“Given the scale of the disaster, aerial spray using airplanes would have been the ideal control measure. However, security conditions in most parts of Somalia do not allow it,” says the FAO Representative in Somalia.
Unanticipated scale, transboundary consequences and challenges to fight the outbreak
The situation is far worse than anticipated and it has been exacerbated by exceptionally high rainfall and cyclone Pawan. If left unattended, Desert Locust will likely spread to the main crop growing areas in southern Somalia, northeastern Kenya, Eritrea and Djibouti.

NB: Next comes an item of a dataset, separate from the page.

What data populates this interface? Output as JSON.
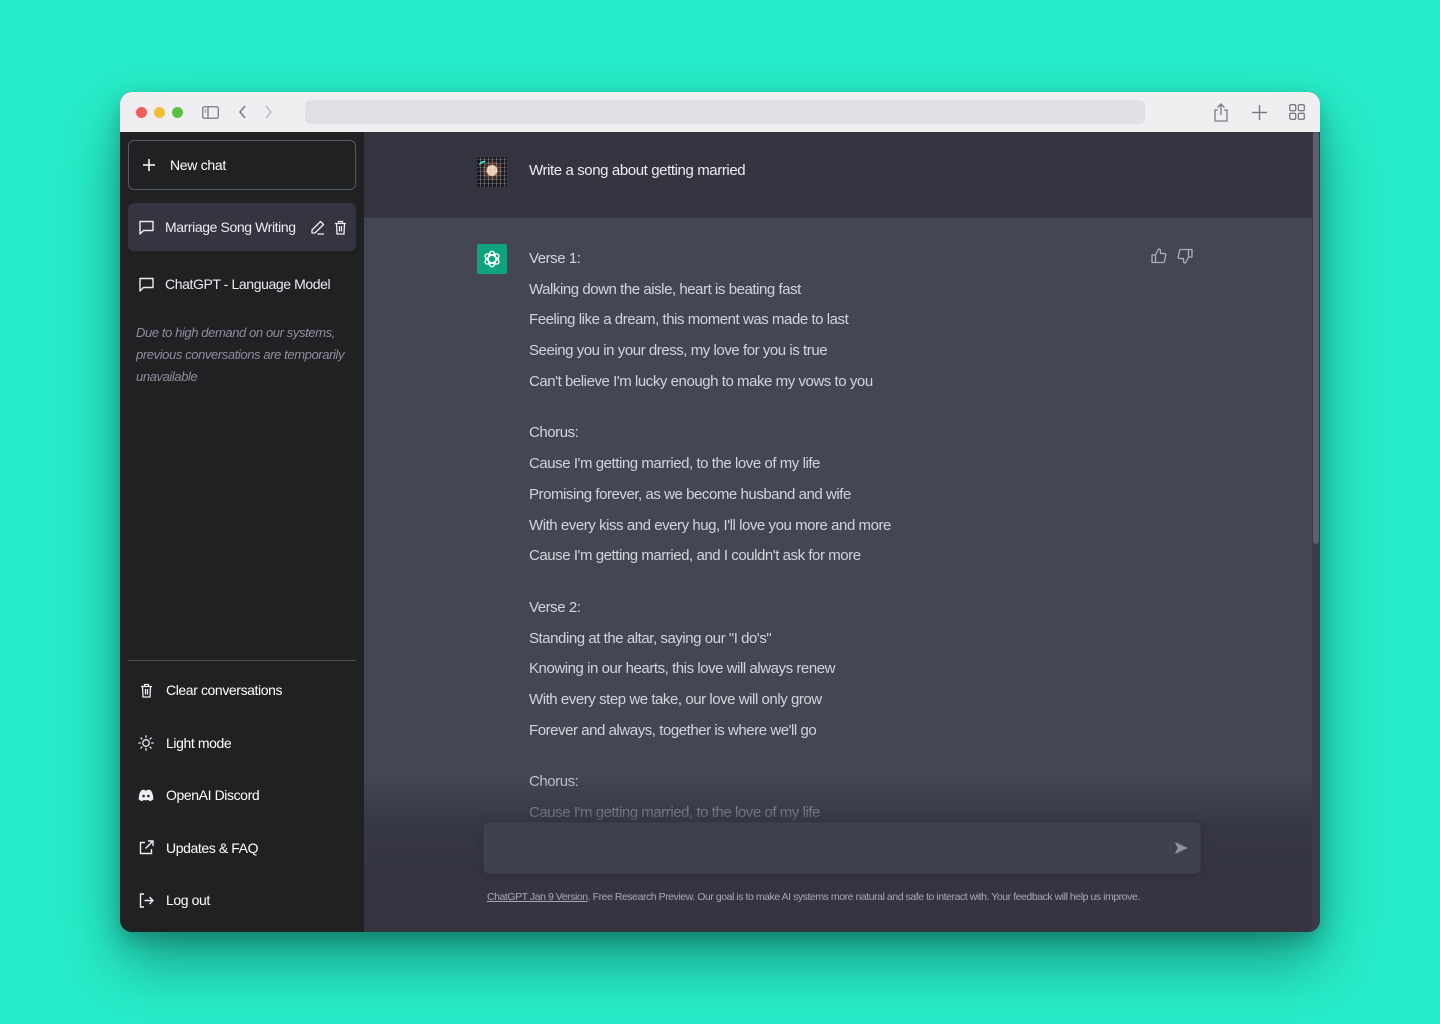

So far, the locust infestations have been confined to rangeland and grasslands areas in Somaliland and Puntland. However, once adults form immature swarms, there is a greater possibility that some swarms will migrate south towards the Ethiopian border area with southern Somalia (Jubaland, South West and Hirshabelle Federal Members States) while other swarms will remain in place, mature and lay eggs for another generation of breeding, according to FAO.
“The immature swarms are the most destructive stage and can seriously threaten the 2019 Deyr [October-December] season food and fodder production,” says Alphonse Owuor, Crop Protection Officer of FAO in Somalia.
Limited resources and capacity compared to the immense scale of the outbreak, coupled with continued insecurity in central and southern Somalia will pose a serious challenge to combat this unprecedented massive outbreak, which is expected to become a long fight that will require concerted efforts at regional level.
Background on Desert Locust
Desert Locust is a transboundary pest with the ability to spread over large areas causing considerable damage to pasture and crops. Outbreaks occur periodically but are complex to predict. When not managed at the place of origin or breeding ground, they can lead to loss of up to 100 percent of food and fodder crops.
A typical Desert Locust swarm can contain up to 150 million locusts per square kilometer. Swarms migrate with the wind and can cover 100-150 km a day. An average swarm will destroy enough crops that could feed 2 500 people for one year.